The storm earlier this week affected a wide area from Northland through Auckland to the Coromandel Peninsula. Many areas experienced severe flooding, and high winds caused as many as 180,000 customers to lose electricity. The resulting landslips, blocked roads, damaged buildings and downed trees made life difficult for many and seriously disrupted telecommunication services.
From the moment the severe weather warnings were issued, two councils in Northland began informing the public through their webpages. The Far North District Council, whose region suffered the worst damage, began posting regular updates on the general situation, issuing 11 media releases on July 10th, as the situation worsened. The releases provided details of flooded areas, blocked roads, welfare centres as they opened and infrastructure damage as it occurred.
The Northland Regional Council, which has responsibility for the entire region, stepped up to the mark as well. Their website was regularly updated with bulletins that were concise summaries of events unfolding in Northland. The site homepage had direct links to information on road closures and the status of utilities (electricity, wastewater, water supply and telecommunications) and the data in the various sections was kept fully up-to-date. As the emergency has entered the recovery phase, the website continues to post information on the restoration of electricity and telecommunications – going so far as to identify individual cellular sites still inoperative on both the Telecom and Vodafone networks.
Managing any emergency requires the gathering of information, taking appropriate action and providing information (and instructions) to the public. Both councils gave a stunning performance through their websites.
As the region began to close down this information became less available to residents as electricity and telecommunications failures began to bite. However, it was available to media and concerned members of the public outside the region, allowing key staff to concentrate on managing the situation instead of dealing with enquiries. The information could then be filtered back to residents by radio and concerned family and friends as they made contact.
The detailed information also allowed the large teams responsible for restoring infrastructure to have clear visibility of the entire situation.
The biggest benefit for the councils will come when residents have returned to normal day-to-day life. They will have a detailed audit trail of how the councils managed the emergency and spent their rates dollars.
The performance was a credit to all the staff involved.

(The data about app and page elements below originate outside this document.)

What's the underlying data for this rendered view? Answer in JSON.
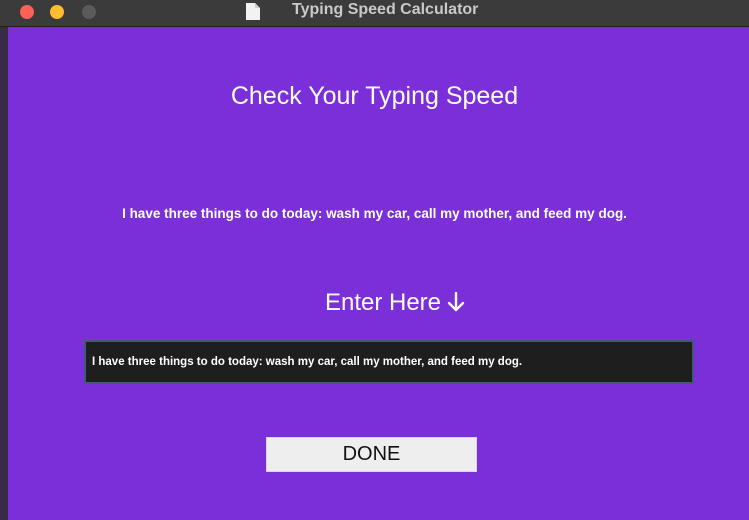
{
  "window": {
    "title": "Typing Speed Calculator",
    "background_color": "#7b2fd9",
    "titlebar_color": "#3b3b3b",
    "controls": [
      "close-button",
      "minimize-button",
      "zoom-button"
    ]
  },
  "main": {
    "heading": "Check Your Typing Speed",
    "sample_text": "I have three things to do today: wash my car, call my mother, and feed my dog.",
    "enter_label": "Enter Here",
    "enter_icon": "arrow-down-icon",
    "entry_value": "I have three things to do today: wash my car, call my mother, and feed my dog.",
    "done_label": "DONE"
  }
}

Compare this with the performance of the two councils concerned with the situation in the Coromandel Peninsula. The regional council, Environment Waikato, virtually ignored the situation, issuing one statement at 5 p.m. on July 11th. Its Civil Defence information page was a glittering description of the bureaucracy set up to manage an emergency but lacked links to the local councils to which it devolved responsibility.
The district council, Thames-Coromandel District Council, bestirred itself to issue three media releases on July 12th, mainly consisting of news bites and pithy quotes from the mayor and a recycled media release from the Director of Civil Defence. The releases lacked details as to closed roads, damaged infrastructure, and progress with recovery in the Coromandel.
The difference in performance between Northland and Coromandel councils in managing information crucial in an emergency is dramatic.
Another performer in the lead-up to the storm was MetService. Their forecasting was accurate and timely.
It is hoped that the star peformance of the Far North District Council and the Northland Regional Council will become a benchmark for other councils and their emergency management staff.